▶ **Problem statement**:
Collect every line in the records below that contains the word "footer".

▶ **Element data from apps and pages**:
——

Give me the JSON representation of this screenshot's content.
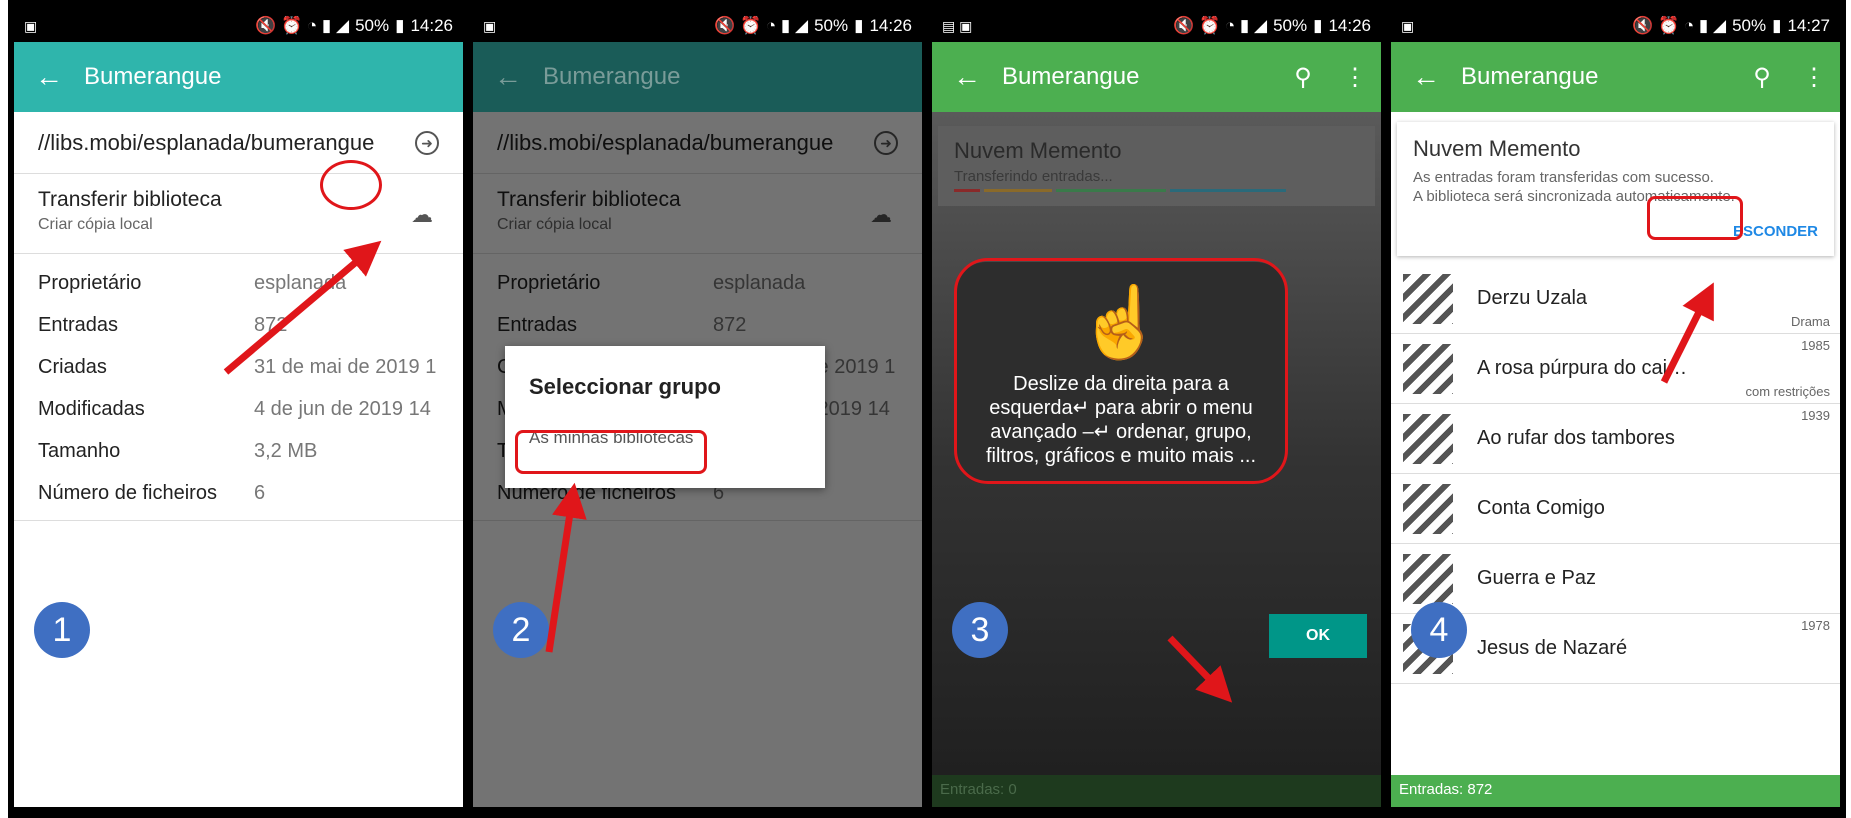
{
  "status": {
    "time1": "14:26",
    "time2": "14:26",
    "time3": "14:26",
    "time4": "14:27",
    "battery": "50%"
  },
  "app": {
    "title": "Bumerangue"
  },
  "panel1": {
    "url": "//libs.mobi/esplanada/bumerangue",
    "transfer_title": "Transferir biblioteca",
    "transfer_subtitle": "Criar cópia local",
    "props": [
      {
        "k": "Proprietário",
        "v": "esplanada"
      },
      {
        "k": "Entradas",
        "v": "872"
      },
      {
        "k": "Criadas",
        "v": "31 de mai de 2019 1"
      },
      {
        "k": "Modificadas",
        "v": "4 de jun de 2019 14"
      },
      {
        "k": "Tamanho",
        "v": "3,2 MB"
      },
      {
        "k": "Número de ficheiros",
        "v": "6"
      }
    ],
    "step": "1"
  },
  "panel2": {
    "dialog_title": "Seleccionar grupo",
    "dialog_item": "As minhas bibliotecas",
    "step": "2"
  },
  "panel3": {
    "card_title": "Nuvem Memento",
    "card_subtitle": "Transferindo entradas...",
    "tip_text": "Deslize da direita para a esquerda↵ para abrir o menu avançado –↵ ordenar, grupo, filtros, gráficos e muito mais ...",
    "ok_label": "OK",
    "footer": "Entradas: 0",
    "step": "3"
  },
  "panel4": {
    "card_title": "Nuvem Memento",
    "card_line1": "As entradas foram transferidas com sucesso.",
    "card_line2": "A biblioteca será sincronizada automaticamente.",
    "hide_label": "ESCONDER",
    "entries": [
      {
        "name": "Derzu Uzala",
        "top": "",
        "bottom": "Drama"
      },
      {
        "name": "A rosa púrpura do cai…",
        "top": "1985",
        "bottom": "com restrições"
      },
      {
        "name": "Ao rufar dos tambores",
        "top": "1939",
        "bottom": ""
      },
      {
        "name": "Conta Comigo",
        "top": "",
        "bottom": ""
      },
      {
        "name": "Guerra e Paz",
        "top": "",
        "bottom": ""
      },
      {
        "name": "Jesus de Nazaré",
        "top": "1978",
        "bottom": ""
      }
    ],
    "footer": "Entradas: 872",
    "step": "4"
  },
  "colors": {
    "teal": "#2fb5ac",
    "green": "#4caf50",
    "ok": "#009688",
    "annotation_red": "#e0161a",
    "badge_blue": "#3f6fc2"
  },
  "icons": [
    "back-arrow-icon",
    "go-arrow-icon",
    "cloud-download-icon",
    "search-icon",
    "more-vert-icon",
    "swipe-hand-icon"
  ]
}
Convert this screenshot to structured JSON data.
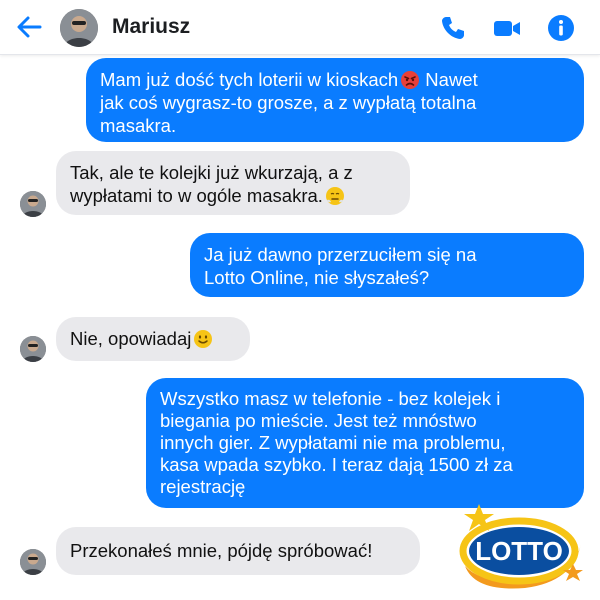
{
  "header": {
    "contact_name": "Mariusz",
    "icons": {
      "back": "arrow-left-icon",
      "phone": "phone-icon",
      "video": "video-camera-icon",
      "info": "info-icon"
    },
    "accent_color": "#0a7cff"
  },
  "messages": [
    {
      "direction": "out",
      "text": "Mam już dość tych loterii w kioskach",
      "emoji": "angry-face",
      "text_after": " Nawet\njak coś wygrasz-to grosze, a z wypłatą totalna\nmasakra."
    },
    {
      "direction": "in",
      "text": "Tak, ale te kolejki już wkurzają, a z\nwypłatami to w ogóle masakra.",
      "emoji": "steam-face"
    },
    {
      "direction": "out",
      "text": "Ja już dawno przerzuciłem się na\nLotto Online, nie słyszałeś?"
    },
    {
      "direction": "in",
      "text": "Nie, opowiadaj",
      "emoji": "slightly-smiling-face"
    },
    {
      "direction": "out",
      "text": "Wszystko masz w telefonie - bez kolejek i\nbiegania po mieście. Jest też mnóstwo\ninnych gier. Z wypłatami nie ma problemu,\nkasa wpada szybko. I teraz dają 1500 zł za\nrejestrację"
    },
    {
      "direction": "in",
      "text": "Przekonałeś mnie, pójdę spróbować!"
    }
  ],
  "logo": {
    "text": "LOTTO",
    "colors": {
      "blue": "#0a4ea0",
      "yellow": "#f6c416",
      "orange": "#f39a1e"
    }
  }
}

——

▶ **Result**:
    "footer": "Entradas: 0",
    "footer": "Entradas: 872",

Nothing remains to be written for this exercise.